Negative reinforcement can be an effective way to strengthen the desired behavior. However, it is most effective when reinforcers are presented immediately following a behavior. When a long period elapses between the behavior and the reinforcer, the response is likely to be weaker.

In some cases, behaviors that occur in the intervening time between the initial action and the reinforcer are may also be inadvertently strengthened as well.

Some experts believe that negative reinforcement should be used sparingly in classroom settings, while positive reinforcement should be emphasized.

While negative reinforcement can produce immediate results, it may be best suited for short-term use.

Benefits of Negative Reinforcement

While the name of this type of reinforcement often leads people to think that it is a "negative" type of reinforcement, negative reinforcement can have several benefits that can make it a valuable tool in the learning process. Potential advantages include:
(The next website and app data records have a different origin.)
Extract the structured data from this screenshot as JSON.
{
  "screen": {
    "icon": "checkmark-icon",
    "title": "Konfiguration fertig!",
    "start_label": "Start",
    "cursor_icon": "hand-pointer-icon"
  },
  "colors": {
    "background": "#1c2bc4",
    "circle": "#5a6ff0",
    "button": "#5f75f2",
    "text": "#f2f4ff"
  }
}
  • It can increase desirable behaviors: Because it involves the removal of an undesirable stimulus, it can help strengthen more positive behaviors.
  • It can lead to lasting changes: When applied correctly, negative reinforcement can contribute to long-lasting changes in behavior.
  • It can work quickly: The removal of an aversive stimulus can lead to relatively quick behavior change.

Potential Pitfalls of Negative Reinforcement

While negative reinforcement can be a helpful learning tool, it can have some potential downsides. 

  • It can be misinterpreted: When a negative stimulus is removed, usually without explanation, it can sometimes lead to problems with communication. It can potentially create misunderstandings in relationships where people misread the other person's intentions.
  • Poor timing can render it ineffective: If the delivery of negative reinforcement is not timed correctly, it can be less effective. A large gap between the behavior and the removal of an aversive stimulus means that people will be less likely to form a connection between the action and the consequences of the action.

A Word From Verywell

Negative reinforcement can have a powerful effect on behavior, but it tends to be most useful when used as a short-term solution. The type of reinforcement used is important, but how quickly and how often the reinforcement is given also plays a major role in the strength of the response. The schedule of reinforcement that is used can have an important impact not only how quickly a behavior is learned, but also on the strength of the response.

6 Sources
Verywell Mind uses only high-quality sources, including peer-reviewed studies, to support the facts within our articles. Read our editorial process to learn more about how we fact-check and keep our content accurate, reliable, and trustworthy.
  1. Skinner BF. Operant behavior. American Psychologist, 1963;18(8): 503–515. doi:10.1037/h0045185

  2. American Psychological Association. Negative reinforcement.

  3. American Psychological Association. Aversive stimulus.

  4. American Psychological Association. Positive reinforcement.

  5. Sprouls K, Mathur SR, Upreti G. Is positive feedback a forgotten classroom practice? Findings and implications for at-risk students. Preventing School Failure: Alternative Education for Children and Youth. 2015;59(3), 153-160. doi:10.1080/1045988X.2013.876958

  6. Segers E, Beckers T, Geurts H, Claes L, Danckaerts M, van der Oord S. Working memory and reinforcement schedule jointly determine reinforcement learning in children: Potential implications for behavioral parent training. Front Psychol. 2018;9:394. doi:10.3389/fpsyg.2018.00394

Additional Reading
  • Coon, D & Mitterer, JO. Introduction to Psychology: Gateways to Mind and Behavior. Belmont, CA: Wadsworth Cengage Learning; 2010.

  • Domjan, MP. The Principles of Learning and Behavior: Active Learning Edition. Belmont, CA: Wadsworth Cengage Learning; 2010.

By Kendra Cherry
Kendra Cherry, MS, is the author of the "Everything Psychology Book (2nd Edition)" and has written thousands of articles on diverse psychology topics. Kendra holds a Master of Science degree in education from Boise State University with a primary research interest in educational psychology and a Bachelor of Science in psychology from Idaho State University with additional coursework in substance use and case management.